Which isn’t to say that people don’t deserve to indulge themselves, but an important aspect of physical well-being is knowing restraint. It can be as bad, in different ways, to overdo it working out as it is to not exercise at all. Or not eating sweets at all if one’s got a sweet tooth will only build up the crave to eat them, and then when that person finally succumbs to the craving, he ends up eating himself sick. While a person’s body type is largely predetermined by genetics, there’s no good reason for a person to feel unqualified to view themselves as attractive outside of the artificial ones they’ve imported from other people, or as a result of their own actions.

The average individual will rarely have more than a passing influence on another person’s mind. So worrying about what other people think of you is a waste of time because, most times, they don’t care what you think of them or what they think you think they think (I’m dizzy now). The only justifiable reason for a person to feel they’re unattractive is because of their own actions, and even if one doesn’t exercise, a healthy body can be achieved through a sound diet and a more-than-sedentary lifestyle. It’s much easier to accept ones body image if one feels that their physical state is the result of a healthy lifestyle. People like to think of themselves as something more than a human animal.

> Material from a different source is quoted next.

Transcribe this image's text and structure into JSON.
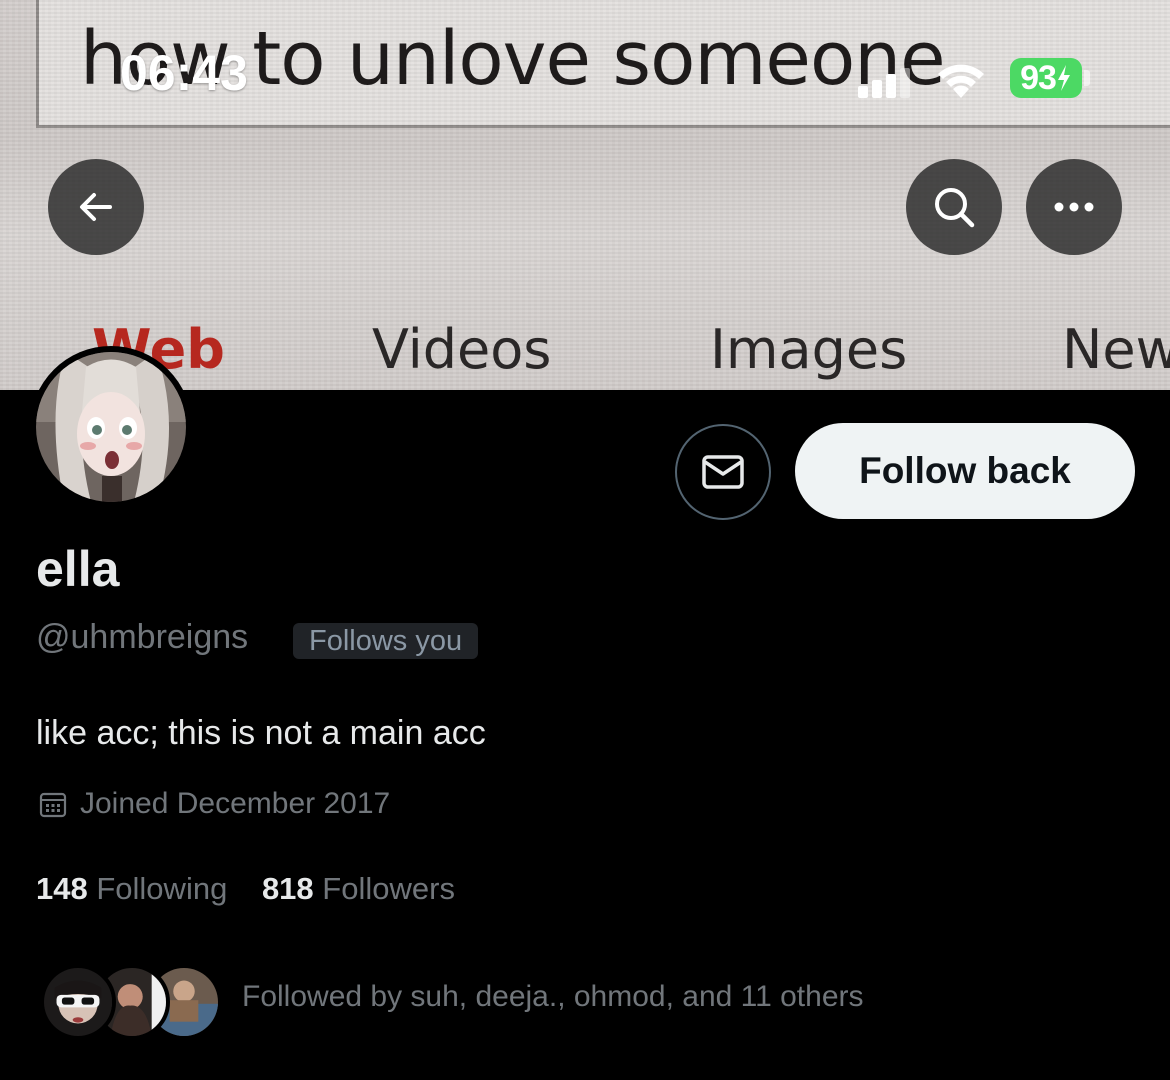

But if you think of yourself in that respect, you’ll soon come to discover that, as simply one more creature among many on a planet teeming with life and spinning through an endless solar system without much more tangible cause than the grace of gravity – well, various neuroses simply aren’t worth the effort.

That’s my kind of spirituality.

Now, to get naked.